Five of the vehicles are already built, with plans to scale up to serve a wider area of the city. Refraction is currently testing the devices by delivering to its own employees, as well as the employees affiliated with two restaurants the company partnered with to supply deliveries. 

The company plans to branch out into regular delivery service later this year.

“We look at the next 18 months to expand to other cities,” said Johnson-Roberson, who is also an associate professor of engineering at the University of Michigan. “We’re looking at larger cities and also college towns as well. And then we’re hoping to expand to sort of more cities beyond that, past that 18-month horizon.”

The company is backed by Trucks Venture Capital and eLab Ventures.

The vehicles — which are about five feet tall, four and a half feet long and roughly 30 inches wide — cost about $5,000 each. Their design was driven by a desire to travel at relatively slow speeds — 15 mph or so — and stop quickly. The REV-1 can come to a halt in about five feet. 

Researchers at Refraction decided to build a device that would closely mimic the speed and weight of someone on a bicycle.  

“The risk profile for that is something, we thought, the technology where it is today with autonomous vehicles, is really ready to handle,” said Johnson-Roberson.

“A lot of the hard problems with autonomous vehicles, around predicting human behavior, predicting other drivers, all these things become a lot easier, if you can just stop,” he added. 

Another important design feature was that the vehicle be small enough so that if it needs to stop, it’s not obstructing regular traffic.

The rise of e-commerce and delivery services like Grub Hub have contributed to the escalating levels of traffic congestion in downtowns. Numerous cities are experimenting with technology or policy changes to better manage curb space. For example, Washington, D.C., is experimenting with the company curbFlow to smooth out the flow of goods and services on street curbs on nine city blocks.  

“Our goal here is not to be the dominant road user that’s getting in everyone else’s way,” said Johnson-Roberson.

Devices like REV-1 can help cities achieve several goals, Johnson-Roberson said, pointing to sustainability gains when a full-size delivery car is replaced by a small electric bike-like vehicle. But they also ease congestion issues given that the delivery AVs are small enough to not require a whole travel lane to operate.

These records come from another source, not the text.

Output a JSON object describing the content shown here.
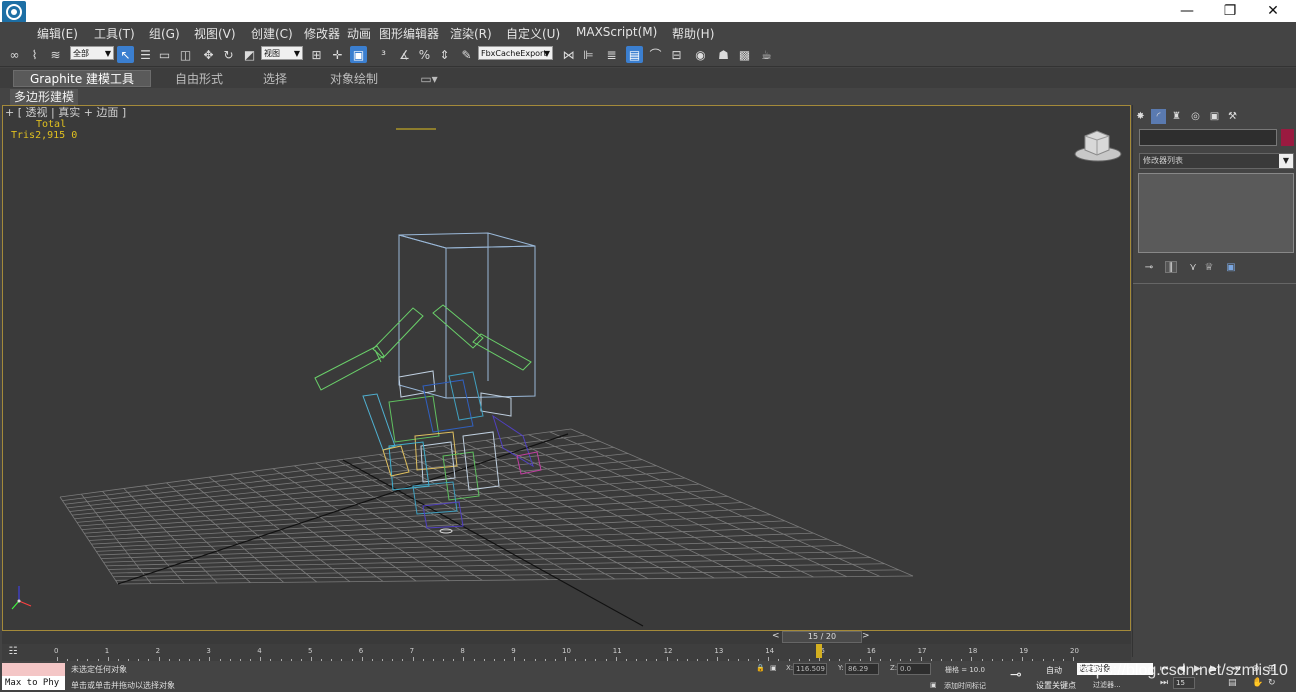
{
  "window": {
    "minimize_glyph": "—",
    "restore_glyph": "❐",
    "close_glyph": "✕"
  },
  "menu": [
    "编辑(E)",
    "工具(T)",
    "组(G)",
    "视图(V)",
    "创建(C)",
    "修改器",
    "动画",
    "图形编辑器",
    "渲染(R)",
    "自定义(U)",
    "MAXScript(M)",
    "帮助(H)"
  ],
  "toolbar": {
    "selection_filter": "全部",
    "ref_coord": "视图",
    "named_selection": "FbxCacheExport"
  },
  "ribbon": {
    "tabs": [
      "Graphite 建模工具",
      "自由形式",
      "选择",
      "对象绘制"
    ],
    "panel_label": "多边形建模"
  },
  "viewport": {
    "header": "+ [ 透视 | 真实 + 边面 ]",
    "stats_header": "Total",
    "stats_tris": "Tris2,915 0"
  },
  "command_panel": {
    "modifier_list": "修改器列表"
  },
  "timeline": {
    "frame_display": "15 / 20",
    "prev_arrow": "<",
    "next_arrow": ">",
    "ticks": [
      "0",
      "1",
      "2",
      "3",
      "4",
      "5",
      "6",
      "7",
      "8",
      "9",
      "10",
      "11",
      "12",
      "13",
      "14",
      "15",
      "16",
      "17",
      "18",
      "19",
      "20"
    ],
    "current_frame": 15
  },
  "status": {
    "line1": "未选定任何对象",
    "line2": "单击或单击并拖动以选择对象",
    "maxscript_text": "Max to Phy",
    "x_label": "X:",
    "x_value": "116.509",
    "y_label": "Y:",
    "y_value": "86.29",
    "z_label": "Z:",
    "z_value": "0.0",
    "grid": "栅格 = 10.0",
    "add_time_tag": "添加时间标记",
    "auto_key": "自动",
    "set_key": "设置关键点",
    "key_filter": "选定对象",
    "filters": "过滤器...",
    "frame_spinner": "15"
  },
  "watermark": "https://blog.csdn.net/szmlis10"
}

“We think that there are real delivery problems that need to be handled in a half mile or two miles, and we think that autonomous technologies can help with that,” said Johnson-Roberson. “And in the same way, the right solution for every problem is not a full-size car. And the right solution for every problem is also not a full-size autonomous car.”

And scaling up to a fleet of REV-1s, stationed at several parts of the city, is doable since their slow speed makes the AV technology — in this case, namely a camera — significantly cheaper in cost than a full-size autonomous vehicle.

“Really the win that we’re seeing is that by going slower, we can utilize a lot of the technology that has gotten really good and really cheap, and we don’t need to invest a ton into these other pieces of things that are sort of super expensive,” said Johnson-Roberson. 

Skip Descant writes about smart cities, the Internet of Things, transportation and other areas. He spent more than 12 years reporting for daily newspapers in Mississippi, Arkansas, Louisiana and California. He lives in downtown Yreka, Calif.